The political theater of social media, one tweet [or post] at a time.
It seems Jim McGovern is NOT a Trump (or Sessions) fan …
— Jim McGovern (@RepMcGovern) March 2, 2017
BIG: #Sessions claims he spoke w/ Russian amb. at RNC as a senator
But he used campaign money for travel & discussed Trump. He must resign. pic.twitter.com/6BKefSDoTt
— Jim McGovern (@RepMcGovern) March 3, 2017
— Jim McGovern (@RepMcGovern) March 3, 2017
VIDEO OF THE WEEK
Gov. Baker on Ware fallen soldier, Sununu comments, opioids
IN THE NEWS
As state officials grapple with budget demands, public higher ed students brace for higher costs
BOSTON — Despite seven years of economic growth, the Beacon Hill budget climate in 2017 has so far not translated into major increases in funding for public higher education, leaving students and families struggling to pay for college vulnerable to another round of tuition and fee increases this fall.
College students filled the State House last week, pressing for increases in state funds, which supplement tuition and fees and campus revenues to finance the state’s public higher education network comprising the University of Massachusetts, state universities and community colleges.
“We can’t leave it to university presidents and college administrators,” Zac Bears, executive director of the Public Higher Education Network of Massachusetts, told the students as they prepared to lobby lawmakers March 1. “They’re hamstrung. They either get to choose what programs do we cut or how much do we raise tuition and fees.”
Bears said the advocacy day’s goal was to “get our legislators to give our administrators more tools, so that they’re not forced between making two bad choices every year.”
Public higher education students were hit with tuition and fee hikes last year, including a 5.8 percent tuition increase at UMass.
Gov. Charlie Baker has proposed small increases for the public higher education system in his fiscal 2018 budget, which attempts to rein in costs in the budget-busting MassHealth program that is threatening to consume new state revenues.
UMass President Marty Meehan, in his budget request to the Baker administration, asked for an increase of $30 million, or 5.9 percent, over this year’s funding, for a total state appropriation of $538.6 million.
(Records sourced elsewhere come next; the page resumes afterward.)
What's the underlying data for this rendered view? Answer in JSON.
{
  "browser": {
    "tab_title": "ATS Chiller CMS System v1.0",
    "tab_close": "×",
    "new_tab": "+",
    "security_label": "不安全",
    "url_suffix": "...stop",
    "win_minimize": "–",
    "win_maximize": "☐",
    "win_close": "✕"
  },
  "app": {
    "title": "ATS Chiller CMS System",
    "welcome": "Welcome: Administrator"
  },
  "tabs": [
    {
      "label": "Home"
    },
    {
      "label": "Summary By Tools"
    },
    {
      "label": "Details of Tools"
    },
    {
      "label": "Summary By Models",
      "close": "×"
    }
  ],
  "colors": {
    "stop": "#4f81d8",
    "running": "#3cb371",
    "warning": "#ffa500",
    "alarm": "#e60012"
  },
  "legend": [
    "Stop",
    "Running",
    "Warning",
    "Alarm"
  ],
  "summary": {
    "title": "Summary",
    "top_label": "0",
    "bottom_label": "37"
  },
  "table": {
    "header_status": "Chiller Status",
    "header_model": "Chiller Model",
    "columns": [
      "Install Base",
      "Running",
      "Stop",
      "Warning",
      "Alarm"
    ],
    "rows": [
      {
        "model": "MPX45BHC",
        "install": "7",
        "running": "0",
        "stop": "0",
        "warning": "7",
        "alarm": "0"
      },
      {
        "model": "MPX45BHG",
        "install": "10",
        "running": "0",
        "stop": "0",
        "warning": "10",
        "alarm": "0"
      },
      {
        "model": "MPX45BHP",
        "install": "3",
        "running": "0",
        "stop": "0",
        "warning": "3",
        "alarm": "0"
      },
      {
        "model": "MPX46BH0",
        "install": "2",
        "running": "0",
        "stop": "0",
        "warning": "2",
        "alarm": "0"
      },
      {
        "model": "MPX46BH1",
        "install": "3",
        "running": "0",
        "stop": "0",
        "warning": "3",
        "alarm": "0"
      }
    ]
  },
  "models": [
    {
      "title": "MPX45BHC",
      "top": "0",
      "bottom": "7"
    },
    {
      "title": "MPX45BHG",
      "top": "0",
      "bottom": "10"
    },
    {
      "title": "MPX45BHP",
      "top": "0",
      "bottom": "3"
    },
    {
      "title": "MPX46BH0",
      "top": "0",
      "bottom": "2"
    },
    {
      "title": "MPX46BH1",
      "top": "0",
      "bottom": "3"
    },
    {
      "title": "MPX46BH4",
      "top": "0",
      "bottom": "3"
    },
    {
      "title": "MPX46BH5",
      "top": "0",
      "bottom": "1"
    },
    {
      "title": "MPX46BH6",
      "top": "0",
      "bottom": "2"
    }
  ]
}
Baker’s budget proposes a $3.5 million increase.
Meehan wrote that if the state is unable to support the $30 million increase and an additional $16.6 million for the state’s share of collective bargaining agreement costs, “the University will be in the unfortunate circumstance of having to raise tuition and implement over $30 million in cuts that would likely impact the core education and teaching mission of all five UMass campuses.”
The cuts could result in extending a hiring freeze, increasing student-to-faculty ratio, changing program offerings and reducing transportation services, he said.
Baker recommended a $2.2 million increase in the $250.5 million allocated for state universities and a $4.2 million increase in the $274 million appropriated for community colleges.
The state Department of Higher Education requested $264.9 million for the state universities and $289.9 million for community colleges, both 5.5 percent increases.
Sen. Michael Moore and Rep. John Scibak, the chairmen of the Joint Committee on Education, said they hoped lawmakers will be able to boost Baker’s numbers.
Moore, a Millbury Democrat, said the state needs to find “a dedicated revenue source” to fund education, pointing toward a proposed surtax on income over $1 million as one potential avenue.
“We’ve got to make sure that students have access to public higher education, not necessarily saying it’s free, but it’s got to be something that they can afford and not be crippling for the rest of their life.” he said.
New revenue to fund education and other programs in next year’s budget will be likely limited after officials have ruled out new taxes. Baker opposes broad-based tax hikes, and House Speaker Robert DeLeo has said the House budget will not contain increases to the sales or income taxes.
A 2018 ballot question would ask voters to approve a constitutional amendment setting a 4 percent surtax on annual household incomes over $1 million, intended to generate new funds for education and transportation.
— Katie Lannan [Michael Norton contributed reporting]